19 years since it first aired, Scrubs is often underpraised as a strong and surprisingly innovative ensemble sitcom, a primetime TV show that had the uncanny ability to punish your tear-ducts with excellent slapstick and surreal humour as well as hitting the feels. Central to the show’s appeal was the bromantic dynamic between JD and Turk, a friendship that actors Zach Braff and Donald Faison share in the real world. The two BFFs have reunited to create a weekly quarantine podcast that sees them dissect Scrubs episodes and share behind-the-scenes anecdotes. 
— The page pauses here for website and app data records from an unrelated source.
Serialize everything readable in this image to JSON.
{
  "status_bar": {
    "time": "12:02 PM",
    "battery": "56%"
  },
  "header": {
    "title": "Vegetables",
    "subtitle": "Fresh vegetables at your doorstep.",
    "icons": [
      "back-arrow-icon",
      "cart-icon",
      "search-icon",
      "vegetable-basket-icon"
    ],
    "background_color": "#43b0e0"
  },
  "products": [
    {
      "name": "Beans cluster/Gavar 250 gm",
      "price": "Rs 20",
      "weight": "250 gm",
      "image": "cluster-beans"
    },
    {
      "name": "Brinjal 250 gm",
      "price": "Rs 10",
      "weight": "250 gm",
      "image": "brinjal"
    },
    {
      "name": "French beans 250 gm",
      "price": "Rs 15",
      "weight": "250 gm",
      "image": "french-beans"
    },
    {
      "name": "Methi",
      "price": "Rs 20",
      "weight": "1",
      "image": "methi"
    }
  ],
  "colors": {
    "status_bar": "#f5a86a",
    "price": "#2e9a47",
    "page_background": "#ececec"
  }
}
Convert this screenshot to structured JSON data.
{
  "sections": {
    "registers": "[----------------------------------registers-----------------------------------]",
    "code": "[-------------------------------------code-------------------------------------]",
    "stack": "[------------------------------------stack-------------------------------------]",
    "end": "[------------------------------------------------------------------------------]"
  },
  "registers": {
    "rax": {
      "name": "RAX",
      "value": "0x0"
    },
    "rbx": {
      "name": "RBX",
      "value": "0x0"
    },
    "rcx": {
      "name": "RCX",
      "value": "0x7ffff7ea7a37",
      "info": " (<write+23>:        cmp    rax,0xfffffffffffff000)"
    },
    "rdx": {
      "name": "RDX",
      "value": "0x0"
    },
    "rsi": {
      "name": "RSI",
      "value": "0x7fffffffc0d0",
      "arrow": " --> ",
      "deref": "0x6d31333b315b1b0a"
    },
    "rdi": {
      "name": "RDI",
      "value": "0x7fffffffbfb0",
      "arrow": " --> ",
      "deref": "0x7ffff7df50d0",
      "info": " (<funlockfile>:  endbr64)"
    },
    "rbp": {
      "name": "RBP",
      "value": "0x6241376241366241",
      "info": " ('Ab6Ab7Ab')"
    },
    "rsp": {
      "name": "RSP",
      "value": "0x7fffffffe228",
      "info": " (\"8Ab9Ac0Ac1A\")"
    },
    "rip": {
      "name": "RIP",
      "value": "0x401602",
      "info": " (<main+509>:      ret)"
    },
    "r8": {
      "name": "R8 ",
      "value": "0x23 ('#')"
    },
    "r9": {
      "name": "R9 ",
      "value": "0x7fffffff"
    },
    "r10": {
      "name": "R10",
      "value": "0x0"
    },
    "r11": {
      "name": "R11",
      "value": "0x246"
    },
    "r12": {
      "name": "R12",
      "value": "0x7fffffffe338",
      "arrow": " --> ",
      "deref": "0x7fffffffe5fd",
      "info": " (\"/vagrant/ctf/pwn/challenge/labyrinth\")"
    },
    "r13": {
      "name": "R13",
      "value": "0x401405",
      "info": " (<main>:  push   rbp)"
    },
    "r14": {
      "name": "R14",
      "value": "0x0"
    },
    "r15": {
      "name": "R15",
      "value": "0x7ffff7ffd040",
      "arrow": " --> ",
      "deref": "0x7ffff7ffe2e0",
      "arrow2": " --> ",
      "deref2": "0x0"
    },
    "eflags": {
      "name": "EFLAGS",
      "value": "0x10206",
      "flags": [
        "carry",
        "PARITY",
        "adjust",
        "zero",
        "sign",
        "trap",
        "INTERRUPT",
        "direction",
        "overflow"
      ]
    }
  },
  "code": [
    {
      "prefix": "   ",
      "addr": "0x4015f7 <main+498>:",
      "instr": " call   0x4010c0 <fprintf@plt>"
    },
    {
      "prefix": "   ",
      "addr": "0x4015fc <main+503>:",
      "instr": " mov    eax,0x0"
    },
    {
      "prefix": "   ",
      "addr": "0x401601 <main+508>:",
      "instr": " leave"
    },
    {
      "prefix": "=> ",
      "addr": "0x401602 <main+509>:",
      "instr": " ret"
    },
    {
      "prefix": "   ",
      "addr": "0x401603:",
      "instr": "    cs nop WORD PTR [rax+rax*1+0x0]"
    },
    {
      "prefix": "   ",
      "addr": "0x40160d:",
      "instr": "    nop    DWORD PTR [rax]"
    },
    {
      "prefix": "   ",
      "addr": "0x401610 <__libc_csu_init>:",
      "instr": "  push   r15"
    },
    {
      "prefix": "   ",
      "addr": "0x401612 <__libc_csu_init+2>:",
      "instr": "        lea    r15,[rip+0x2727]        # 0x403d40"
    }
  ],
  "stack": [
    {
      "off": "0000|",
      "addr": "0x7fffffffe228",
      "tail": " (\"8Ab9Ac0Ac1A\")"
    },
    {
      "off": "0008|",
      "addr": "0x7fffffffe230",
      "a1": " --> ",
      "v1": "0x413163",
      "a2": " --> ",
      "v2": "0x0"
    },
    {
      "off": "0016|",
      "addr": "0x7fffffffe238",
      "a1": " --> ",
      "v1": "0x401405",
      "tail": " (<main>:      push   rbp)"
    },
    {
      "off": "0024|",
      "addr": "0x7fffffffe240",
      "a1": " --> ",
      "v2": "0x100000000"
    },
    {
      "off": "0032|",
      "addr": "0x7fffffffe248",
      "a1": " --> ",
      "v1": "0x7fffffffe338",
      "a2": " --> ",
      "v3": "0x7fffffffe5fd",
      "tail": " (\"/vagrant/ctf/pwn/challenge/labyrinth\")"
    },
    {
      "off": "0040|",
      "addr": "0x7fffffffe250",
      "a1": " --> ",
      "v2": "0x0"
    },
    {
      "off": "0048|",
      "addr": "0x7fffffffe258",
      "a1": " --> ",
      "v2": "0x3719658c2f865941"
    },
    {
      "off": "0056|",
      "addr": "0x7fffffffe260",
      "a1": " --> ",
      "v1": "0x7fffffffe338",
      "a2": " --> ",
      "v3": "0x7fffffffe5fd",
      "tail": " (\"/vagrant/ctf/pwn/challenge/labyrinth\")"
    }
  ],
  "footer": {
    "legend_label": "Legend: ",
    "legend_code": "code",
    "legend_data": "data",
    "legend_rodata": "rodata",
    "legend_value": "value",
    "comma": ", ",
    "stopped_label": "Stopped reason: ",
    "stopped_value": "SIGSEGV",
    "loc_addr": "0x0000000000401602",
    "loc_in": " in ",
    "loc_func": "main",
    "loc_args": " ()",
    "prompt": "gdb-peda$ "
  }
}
Granted, the title is cringey and the whole endeavour sounds like the kind of self-congratulatory living-past-glories mess that pushes people to slam their heads through walls. But fear not, it’s not that kind of show. Aware that it could end up crossing over into insufferable back-slapping fuckery, this iHeartRadio original is actually quite clever: it balances Braff and Faison’s genuine camaraderie with candid insights into the auditioning process, nerve-shredding tablereads and the not-so-glamorous realities that jobbing actors face. Beyond the fan-wooing on-and-off-set stories, Braff opens up about his early career as a waiter-actor and his love for 1983’s WarGames, and Faison discusses how he thought Clueless was going to be his big break and the crushing realisation that things might not be that easy. 

It may be too soon to judge, but the first episodes are promising, and this could be a podcasting curio worth cherishing. And even if it’s not your bag, it’s worth it for the pricelessly earnest American ads about social distancing in the times of the Coronavirus: “There are other ways to say ‘hello’ – salute, smile, give the peace sign, do jazz hands…”

That’s it from us this week. Happy listening, download copiously, be kind to each other, do jazz hands, and stay tuned to exberliner.com during the coming weeks for exclusive content and more home-viewing (and listening) tips.